Conversational AI's empathetic responses are 'deeply morally problematic', AHC philosopher argues

Philosopher makes case against empathetic conversational AI

Emotional regulation has no place in conversational artificial intelligence (AI) and the technology’s empathetic responses are “deeply morally problematic”, a researcher in the Faculty of Arts, Humanities & Cultures has argued.  

Recent work in conversational AI has focused on generating empathetic responses to users’ emotional states to increase or maintain engagement and rapport with the user and to simulate intelligence, and much has been made of the therapeutic potential of such technologies. 

But Dr Alba Curry, Lecturer in Philosophy in the School of Philosophy, Religion & History of Science, believes emotional regulation can have negative consequences for users and society. 

In a paper published in the prestigious Findings of the Association for Computational Linguistics with co-investigator Dr Amanda Cercas Curry (MilaNLP, Department of Computing Sciences, Bocconi University), Alba said that AI-aided emotional regulation can have negative consequences for users and society, tending towards a “one-noted happiness defined as only the absence of ‘negative’ emotions.” 

Emotions are an integral part of being human and they guide not only our understanding of the world but also our actions within it, so whether we soothe or flame an emotion is not inconsequential. While humans will necessarily show empathy for one another, conversational AI cannot understand the emotion and so cannot make an accurate judgement as to its reasonableness. This lack of understanding is key because we cannot predict the consequences of assuaging or aggravating an emotion, and a dialogue system cannot be held accountable for them.

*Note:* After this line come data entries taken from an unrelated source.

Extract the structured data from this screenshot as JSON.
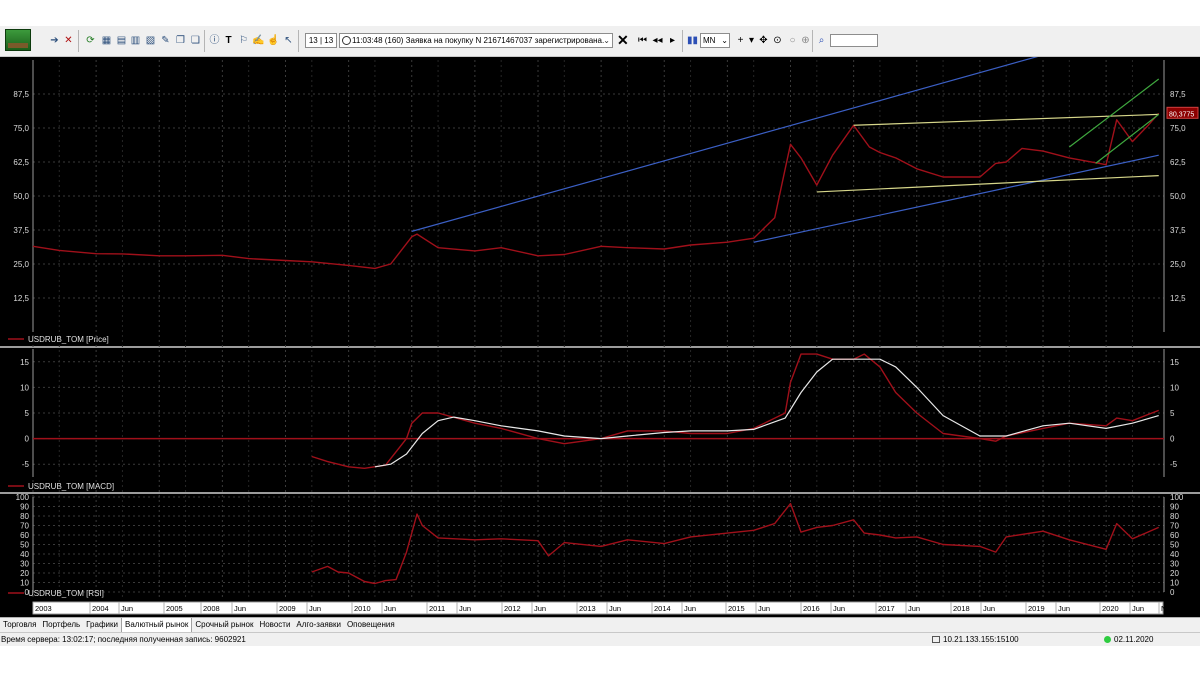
{
  "toolbar": {
    "counter": "13 | 13",
    "message": "11:03:48  (160) Заявка на покупку N 21671467037 зарегистрирована.",
    "timeframe": "MN",
    "icons": [
      "logo-icon",
      "arrow-right-icon",
      "cancel-order-icon",
      "refresh-icon",
      "table-icon",
      "table-icon",
      "table-icon",
      "chart-icon",
      "edit-icon",
      "copy-icon",
      "info-icon",
      "text-tool-icon",
      "draw-tool-icon",
      "draw-tool-icon",
      "draw-tool-icon",
      "cursor-icon",
      "first-icon",
      "prev-icon",
      "next-icon",
      "last-icon",
      "candles-icon",
      "crosshair-icon",
      "move-icon",
      "target-icon",
      "circle-icon",
      "zoom-icon",
      "search-icon"
    ]
  },
  "tabs": [
    "Торговля",
    "Портфель",
    "Графики",
    "Валютный рынок",
    "Срочный рынок",
    "Новости",
    "Алго-заявки",
    "Оповещения"
  ],
  "active_tab": "Валютный рынок",
  "status": {
    "server_time": "Время сервера: 13:02:17; последняя полученная запись: 9602921",
    "connection": "10.21.133.155:15100",
    "date": "02.11.2020"
  },
  "colors": {
    "price_line": "#a0101a",
    "signal_line": "#e8e8e8",
    "trend_blue": "#3b5fc4",
    "trend_yellow": "#d6d68a",
    "trend_green": "#3fa83f",
    "grid": "#3a3a3a",
    "zero_line": "#a0101a"
  },
  "chart_data": [
    {
      "type": "line",
      "legend": "USDRUB_TOM [Price]",
      "ylim": [
        0,
        100
      ],
      "yticks": [
        "12,5",
        "25,0",
        "37,5",
        "50,0",
        "62,5",
        "75,0",
        "87,5"
      ],
      "last_value": "80,3775",
      "x": [
        "2003-01",
        "2003-06",
        "2004-01",
        "2004-06",
        "2005-01",
        "2005-06",
        "2006-01",
        "2006-06",
        "2007-01",
        "2007-06",
        "2008-01",
        "2008-06",
        "2008-09",
        "2009-01",
        "2009-02",
        "2009-06",
        "2010-01",
        "2010-06",
        "2011-01",
        "2011-06",
        "2012-01",
        "2012-06",
        "2013-01",
        "2013-06",
        "2014-01",
        "2014-06",
        "2014-10",
        "2014-12",
        "2015-01",
        "2015-03",
        "2015-06",
        "2015-09",
        "2016-01",
        "2016-04",
        "2016-06",
        "2016-09",
        "2017-01",
        "2017-06",
        "2018-01",
        "2018-04",
        "2018-06",
        "2018-09",
        "2019-01",
        "2019-06",
        "2020-01",
        "2020-03",
        "2020-06",
        "2020-09",
        "2020-11"
      ],
      "values": [
        31.5,
        30,
        28.8,
        28.7,
        28,
        28,
        28.2,
        27,
        26.3,
        25.8,
        24.5,
        23.4,
        25,
        35,
        36,
        31,
        29.8,
        31,
        28,
        28.5,
        31.5,
        31,
        30.5,
        32,
        33,
        34.5,
        42,
        60,
        69,
        64,
        54,
        65,
        76,
        68,
        66,
        64,
        60,
        57,
        57,
        62,
        62.5,
        67.5,
        66.5,
        64,
        61.5,
        78,
        70,
        76,
        80.4
      ]
    },
    {
      "type": "line",
      "legend": "USDRUB_TOM [MACD]",
      "ylim": [
        -7.5,
        17.5
      ],
      "yticks": [
        "-5",
        "0",
        "5",
        "10",
        "15"
      ],
      "series": [
        {
          "x": [
            "2007-06",
            "2007-09",
            "2008-01",
            "2008-04",
            "2008-08",
            "2008-12",
            "2009-01",
            "2009-03",
            "2009-06",
            "2010-01",
            "2010-06",
            "2011-01",
            "2011-06",
            "2012-01",
            "2012-06",
            "2013-01",
            "2013-06",
            "2014-01",
            "2014-06",
            "2014-12",
            "2015-01",
            "2015-03",
            "2015-06",
            "2015-09",
            "2016-01",
            "2016-03",
            "2016-06",
            "2016-09",
            "2017-01",
            "2017-06",
            "2018-01",
            "2018-04",
            "2018-06",
            "2019-01",
            "2019-06",
            "2020-01",
            "2020-03",
            "2020-06",
            "2020-11"
          ],
          "values": [
            -3.5,
            -4.5,
            -5.5,
            -5.8,
            -5.2,
            0,
            3,
            5,
            5,
            3,
            2,
            0,
            -1,
            0,
            1.5,
            1.5,
            1,
            1,
            2,
            5,
            11,
            16.5,
            16.5,
            15.5,
            15.5,
            16.5,
            14,
            9,
            5,
            1,
            0,
            -0.5,
            0.5,
            2,
            3,
            2.5,
            4,
            3.5,
            5.5
          ]
        },
        {
          "x": [
            "2008-06",
            "2008-09",
            "2008-12",
            "2009-03",
            "2009-06",
            "2009-09",
            "2010-01",
            "2010-06",
            "2011-01",
            "2011-06",
            "2012-01",
            "2012-06",
            "2013-01",
            "2013-06",
            "2014-01",
            "2014-06",
            "2014-12",
            "2015-03",
            "2015-06",
            "2015-09",
            "2016-01",
            "2016-03",
            "2016-06",
            "2016-09",
            "2017-01",
            "2017-06",
            "2018-01",
            "2018-06",
            "2019-01",
            "2019-06",
            "2020-01",
            "2020-06",
            "2020-11"
          ],
          "values": [
            -5.5,
            -5,
            -3,
            1,
            3.5,
            4.2,
            3.5,
            2.5,
            1.5,
            0.5,
            0,
            0.5,
            1.2,
            1.5,
            1.5,
            1.8,
            4,
            9,
            13,
            15.5,
            15.5,
            15.5,
            15.5,
            14,
            10,
            4.5,
            0.5,
            0.5,
            2.5,
            3,
            2,
            3,
            4.5
          ]
        }
      ]
    },
    {
      "type": "line",
      "legend": "USDRUB_TOM [RSI]",
      "ylim": [
        0,
        100
      ],
      "yticks": [
        "0",
        "10",
        "20",
        "30",
        "40",
        "50",
        "60",
        "70",
        "80",
        "90",
        "100"
      ],
      "x": [
        "2007-06",
        "2007-09",
        "2007-11",
        "2008-01",
        "2008-04",
        "2008-06",
        "2008-08",
        "2008-10",
        "2008-12",
        "2009-02",
        "2009-03",
        "2009-06",
        "2010-01",
        "2010-06",
        "2011-01",
        "2011-03",
        "2011-06",
        "2012-01",
        "2012-06",
        "2013-01",
        "2013-06",
        "2014-01",
        "2014-06",
        "2014-10",
        "2015-01",
        "2015-03",
        "2015-06",
        "2015-09",
        "2016-01",
        "2016-03",
        "2016-06",
        "2016-09",
        "2017-01",
        "2017-06",
        "2018-01",
        "2018-04",
        "2018-06",
        "2019-01",
        "2019-06",
        "2020-01",
        "2020-03",
        "2020-06",
        "2020-11"
      ],
      "values": [
        21,
        27,
        21,
        20,
        11,
        9,
        12,
        13,
        42,
        82,
        70,
        57,
        55,
        56,
        54,
        38,
        52,
        48,
        55,
        51,
        58,
        62,
        65,
        72,
        93,
        63,
        68,
        70,
        76,
        62,
        60,
        57,
        58,
        50,
        48,
        42,
        58,
        64,
        55,
        45,
        72,
        56,
        68
      ]
    }
  ],
  "x_axis_labels": [
    "2003",
    "2004",
    "Jun",
    "2005",
    "2008",
    "Jun",
    "2009",
    "Jun",
    "2010",
    "Jun",
    "2011",
    "Jun",
    "2012",
    "Jun",
    "2013",
    "Jun",
    "2014",
    "Jun",
    "2015",
    "Jun",
    "2016",
    "Jun",
    "2017",
    "Jun",
    "2018",
    "Jun",
    "2019",
    "Jun",
    "2020",
    "Jun",
    "Nov"
  ]
}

Dr Alba Curry, Lecturer in Philosophy. 

The research forms part of a wider international and interdisciplinary collaboration on AI and Emotions with MilanNLP at the University of Bocconi, Milan. The project, called PeNLP (pronounced ‘Penelope’), aims to bring together philosophy of emotions and natural language processing (NLP). 

This collaboration has also involved examining societal biases and stereotypes in emotion attribution in five state of-the-art large language models (LLMs). In what is the first study of its kind, Alba and her colleagues found strong evidence that all LLMs consistently exhibit gendered emotions and that these variations are influenced by gender stereotypes.  

Alba said: “Our results raise questions about using LLMs for emotion-related natural language processing tasks and emphasise the importance of examining and improving LLMs’ fairness and inclusiveness. We advocate for more interdisciplinary collaboration to build upon prior research in this domain.” 

The team has also investigated emotional analysis (EA) in natural language processing. In a review of over 150 Association for Computational Linguistics papers published between 2014 and 2022, Alba and her colleagues found demographic and cultural gaps, inadequate emotion category match to the downstream goal, no standard systematic nomenclature in EA, and no interdisciplinary research. For each gap, the team has proposed future directions to develop meaningful linkages, facilitate targeted study, and enable NLP emotion modelling for nuance.